Gareth Liddiard, frontman for Melbourne, Australia-based band The Drones describes his group’s previous effort Gala Mill as “pretty fucking depressing.” While that album was a slept-on gem, a garage rock classic that makes a case for The Drones as being one of the best bands spawned from their Australian homeland, he’s essentially right. Its dusty ballads and mournful dirges of drug addiction make for an exhausting, if incredible, album that requires a bit of space between listens. A little more than two years later, The Drones return with a slightly less ominous shadow on their excellent fourth album Havilah, a set that continues the group’s twisted garage rock tradition while letting just a little more light into their agitated barroom stomp.
The extra bits of positivity on Havilah go a long way, making a transition from their previous album’s dark dirges toward a more energetic, yet still sinister collection of epic rock songs that stands as their most impressive set to date. The album kicks off with the surprisingly bright and upbeat “Nail It Down,” with bluesy major key riffs chiming beneath Liddiard’s repetition of the song’s title in his heavy accent. As the song stretches on, however, it kicks into explosive, thunderous breakdowns, melancholy bridges and Liddiard’s exasperated refrain of “I’ll try anything, before it’s banished from my sight.” Yet even as the song seems about to run out of steam, a short silence soon gives way to another explosive verse, and the band sounds invigorated and more aggressive than before. And this is just one song, mind you.
First single “The Minotaur” is hands-down one of the most savage pieces of music to be released this year. With a skronky, Birthday Party-like riff, the song’s melody stumbles and careens like a drunken pugilist looking to ruin someone’s night. It’s violent and it’s intense, and it’s thoroughly awesome. And for reasons I haven’t quite figured out, Liddiard ends the song by repeatedly shouting the name of onetime KISS member Vinnie Vincent. Meanwhile, folky “The Drifting Housewife” finds the group taking a break from the vicious riffs for a softer, yet no less dark tune with the chorus of “don’t go getting married/ you can only change your name.”

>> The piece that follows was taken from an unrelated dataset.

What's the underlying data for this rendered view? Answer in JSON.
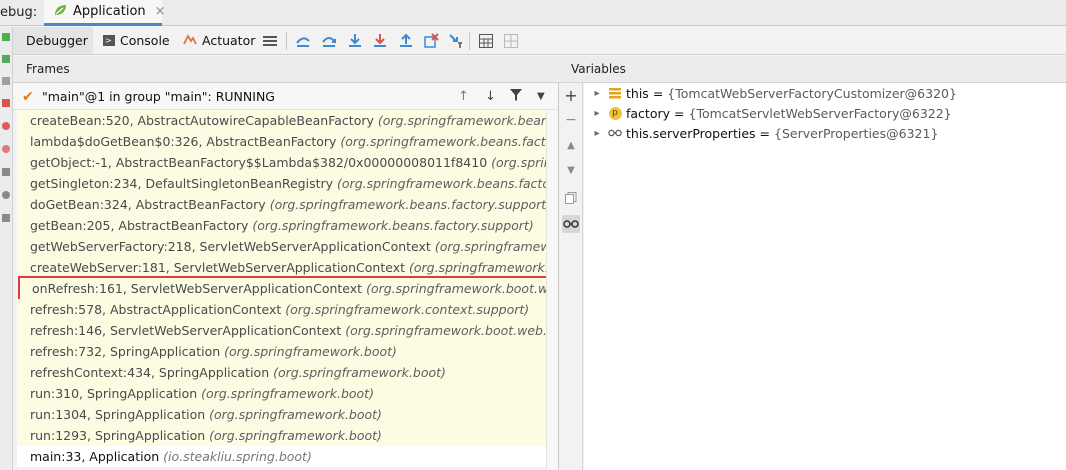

Standout “I Am the Supercargo” is another epic rocker in the vein of “Nail It Down,” albeit with a slower, slinkier plod rather than a gallop. Its dissonant textures recall Sonic Youth at times, while its abrasive gothic balladry is pure Bad Seeds. Acoustic blues number “Careful as You Go” eases off the distortion, but Liddiard’s imagery is no less striking as he recounts “the morning is like a walk into a blunt, narcotic fog.” An even greater contrast emerges in the incredible “Oh My,” a soaring rock anthem that initially sounds a bit more cheerful than the songs preceding it, until you realize that Liddiard is singing “people are a waste of food…they’re only happy when they’re burying their friends.”
Even on a relatively subdued track like “Luck In Odd Numbers,” there’s something menacing lurking beneath, particularly when Michael Noga’s drum snaps and Dan Luscombe’s slide guitar erupt between each verse phrase. While Havilah may not necessarily be as “fucking depressing” as Gala Mill, it’s a far cry from bubblegum pop. The Drones’ latest is a jagged epic, a kickass album that’s managed to reinvigorate everything that’s great about guitar-based rock while twisting and tweaking it into noisy, disturbing territory. Havilah is uncompromising and powerful, an acid-tipped reminder that, every now and again, rock `n’ roll can still be dangerous.
Video: “The Minotaur”
Jeff Terich is the founder and editor of Treble. He's been writing about music for 20 years and has been published at American Songwriter, Bandcamp Daily, Reverb, Spin, Stereogum, uDiscoverMusic, VinylMePlease and some others that he's forgetting right now. He's still not tired of it.